How to Ride the Market Volatility Wave
By: Dave Geibel, Senior Vice President and Managing Director, Girard
In recent months, investors have seen a rollercoaster of activity in the equity markets. Such volatility may be even harder to swallow after experiencing a banner year in 2017, but it’s critical, in a period of volatility, not to overreact.
As a financial advisor, it’s my job to coach clients on what to do, or not do, and quite frankly, how to react to stock market direction. Recent headlines may be causing some concern, but below is my advice for what NOT to do right now:
Never make decisions based on emotions, panic or fear.
We’re often told to not make big decisions when we’re tired or hungry, so take that advice when it comes to your portfolio. Don’t make impromptu decisions. Often, making investing decisions based on emotions in the short-term will only hinder long-term potential.
Do not abandon a long-term plan for short-term worry.
No one wants to see the Dow go down 500 points, but, while I cannot guarantee it, history has shown that it shouldn’t stay down forever. Remember, for long-term portfolio objectives, one bad month doesn’t make a year and a bad year doesn’t make a lifetime. The stock market is cyclical and will always go through disruptive periods. Don’t throw away years of planning because of an uncomfortable month or two.
Don’t stray from the path.
Choosing to be an investor and putting your money into the stock market always carries some degree of risk. But, remember that you have chosen to be an investor, and with that comes the long-term outlook. History shows that the market weathers storms and provides upside potential. Stick to your plan and work with your advisor closely as he/she can help you stay the course.
In these trying stock market times, it is important for investors to know their triggers and how that tends to impact behavior. If you are prone to react after watching Fox Business and CNBC, then avoid being glued to the TV. Consider taking a break from investing phone apps. Don’t tear open portfolio statements if you know you will jump online and make drastic changes. Reacting instantly to volatility could ultimately offset years of positive gains or future gains to come.

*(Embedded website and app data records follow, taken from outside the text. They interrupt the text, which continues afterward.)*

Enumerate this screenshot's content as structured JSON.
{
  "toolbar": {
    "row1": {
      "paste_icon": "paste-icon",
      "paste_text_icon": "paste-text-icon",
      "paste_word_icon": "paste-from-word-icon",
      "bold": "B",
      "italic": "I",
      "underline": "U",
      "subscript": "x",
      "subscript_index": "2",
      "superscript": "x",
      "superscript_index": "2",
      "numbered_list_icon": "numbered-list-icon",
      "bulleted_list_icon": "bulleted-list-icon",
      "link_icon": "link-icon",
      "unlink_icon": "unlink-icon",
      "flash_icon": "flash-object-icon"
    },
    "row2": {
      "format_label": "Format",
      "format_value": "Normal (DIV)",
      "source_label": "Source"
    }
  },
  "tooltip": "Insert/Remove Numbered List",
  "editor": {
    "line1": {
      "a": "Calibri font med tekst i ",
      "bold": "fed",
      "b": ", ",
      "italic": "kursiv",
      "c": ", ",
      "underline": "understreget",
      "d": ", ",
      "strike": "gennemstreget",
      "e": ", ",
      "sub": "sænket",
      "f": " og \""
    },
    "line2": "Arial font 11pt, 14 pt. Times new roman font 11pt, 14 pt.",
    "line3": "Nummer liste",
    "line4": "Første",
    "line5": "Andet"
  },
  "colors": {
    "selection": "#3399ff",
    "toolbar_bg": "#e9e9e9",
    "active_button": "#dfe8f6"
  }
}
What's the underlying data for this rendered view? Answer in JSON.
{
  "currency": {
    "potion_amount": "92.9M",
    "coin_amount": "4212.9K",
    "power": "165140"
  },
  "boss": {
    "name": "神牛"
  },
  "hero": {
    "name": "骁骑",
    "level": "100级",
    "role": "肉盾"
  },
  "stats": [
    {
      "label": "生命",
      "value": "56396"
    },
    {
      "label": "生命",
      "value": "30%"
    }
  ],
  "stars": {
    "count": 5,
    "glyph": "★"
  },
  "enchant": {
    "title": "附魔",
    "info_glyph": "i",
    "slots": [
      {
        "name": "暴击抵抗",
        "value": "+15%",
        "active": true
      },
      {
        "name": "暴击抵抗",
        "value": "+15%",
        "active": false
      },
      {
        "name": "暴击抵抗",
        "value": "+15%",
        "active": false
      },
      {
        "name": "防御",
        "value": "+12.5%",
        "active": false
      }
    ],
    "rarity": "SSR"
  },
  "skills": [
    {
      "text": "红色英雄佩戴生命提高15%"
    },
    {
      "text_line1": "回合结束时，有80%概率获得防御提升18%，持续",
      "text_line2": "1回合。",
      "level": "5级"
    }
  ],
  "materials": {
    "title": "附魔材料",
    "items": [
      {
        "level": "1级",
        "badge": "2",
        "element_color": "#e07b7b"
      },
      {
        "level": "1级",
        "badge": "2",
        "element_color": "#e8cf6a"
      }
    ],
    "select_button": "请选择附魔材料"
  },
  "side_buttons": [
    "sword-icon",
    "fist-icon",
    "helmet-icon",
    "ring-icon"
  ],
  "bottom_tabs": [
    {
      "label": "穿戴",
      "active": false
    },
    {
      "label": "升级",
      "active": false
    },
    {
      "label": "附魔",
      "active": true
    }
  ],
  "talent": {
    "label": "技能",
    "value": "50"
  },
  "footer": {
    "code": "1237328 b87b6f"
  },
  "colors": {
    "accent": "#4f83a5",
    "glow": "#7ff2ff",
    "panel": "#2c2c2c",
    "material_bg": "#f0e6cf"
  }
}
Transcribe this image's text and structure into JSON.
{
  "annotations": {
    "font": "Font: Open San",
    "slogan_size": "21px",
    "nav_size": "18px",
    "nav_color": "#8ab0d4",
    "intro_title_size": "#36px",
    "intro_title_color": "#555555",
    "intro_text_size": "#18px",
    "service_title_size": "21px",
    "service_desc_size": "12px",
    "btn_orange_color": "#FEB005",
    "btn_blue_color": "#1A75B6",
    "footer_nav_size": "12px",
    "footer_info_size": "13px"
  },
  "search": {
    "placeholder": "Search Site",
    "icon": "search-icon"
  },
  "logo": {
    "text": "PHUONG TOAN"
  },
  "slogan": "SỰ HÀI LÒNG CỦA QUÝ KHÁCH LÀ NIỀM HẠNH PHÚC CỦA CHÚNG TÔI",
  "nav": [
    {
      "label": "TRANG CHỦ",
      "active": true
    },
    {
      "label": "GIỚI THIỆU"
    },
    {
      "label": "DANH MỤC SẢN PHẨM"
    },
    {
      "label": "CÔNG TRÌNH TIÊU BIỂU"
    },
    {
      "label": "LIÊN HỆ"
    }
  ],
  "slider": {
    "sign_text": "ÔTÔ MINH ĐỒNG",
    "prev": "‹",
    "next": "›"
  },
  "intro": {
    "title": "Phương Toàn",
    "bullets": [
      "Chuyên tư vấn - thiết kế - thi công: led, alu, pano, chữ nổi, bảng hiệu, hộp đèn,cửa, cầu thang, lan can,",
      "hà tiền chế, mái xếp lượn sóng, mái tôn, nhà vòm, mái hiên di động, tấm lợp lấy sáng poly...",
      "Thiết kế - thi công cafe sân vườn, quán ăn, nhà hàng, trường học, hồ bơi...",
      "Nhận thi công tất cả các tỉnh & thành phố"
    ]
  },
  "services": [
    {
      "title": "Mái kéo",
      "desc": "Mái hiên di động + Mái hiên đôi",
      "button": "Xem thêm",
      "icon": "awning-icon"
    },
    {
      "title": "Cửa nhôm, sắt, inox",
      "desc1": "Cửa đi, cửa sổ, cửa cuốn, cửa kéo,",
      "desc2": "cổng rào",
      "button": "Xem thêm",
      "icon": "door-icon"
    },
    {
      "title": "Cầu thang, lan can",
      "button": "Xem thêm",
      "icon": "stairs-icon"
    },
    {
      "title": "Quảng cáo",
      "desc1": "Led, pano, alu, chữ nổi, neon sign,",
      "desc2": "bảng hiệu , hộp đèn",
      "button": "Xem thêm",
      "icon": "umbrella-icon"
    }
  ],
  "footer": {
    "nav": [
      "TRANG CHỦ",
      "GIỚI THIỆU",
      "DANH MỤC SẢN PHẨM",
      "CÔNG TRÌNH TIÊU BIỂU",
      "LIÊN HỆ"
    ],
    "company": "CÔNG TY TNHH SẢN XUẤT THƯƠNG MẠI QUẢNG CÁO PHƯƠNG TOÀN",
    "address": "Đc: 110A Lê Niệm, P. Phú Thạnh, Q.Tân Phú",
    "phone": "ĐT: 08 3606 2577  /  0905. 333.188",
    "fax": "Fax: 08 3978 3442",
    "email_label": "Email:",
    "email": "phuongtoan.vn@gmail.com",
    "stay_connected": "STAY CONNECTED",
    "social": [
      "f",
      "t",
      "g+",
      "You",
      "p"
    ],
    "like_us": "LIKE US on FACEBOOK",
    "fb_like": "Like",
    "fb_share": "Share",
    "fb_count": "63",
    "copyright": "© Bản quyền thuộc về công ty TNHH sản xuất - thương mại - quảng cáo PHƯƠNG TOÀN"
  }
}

Working with a trusted financial advisor can help you navigate these volatile times. To have a conversation about your long-term financial goals, contact us.
These articles and reports are for general information purposes only and are not intended to provide legal, tax, accounting or financial advice. The information in these articles or reports, and any opinions expressed therein, do not constitute a recommendation or an offer to buy or sell any security or financial instrument. Viewers should consult with their financial and/or legal professionals before making any financial decisions.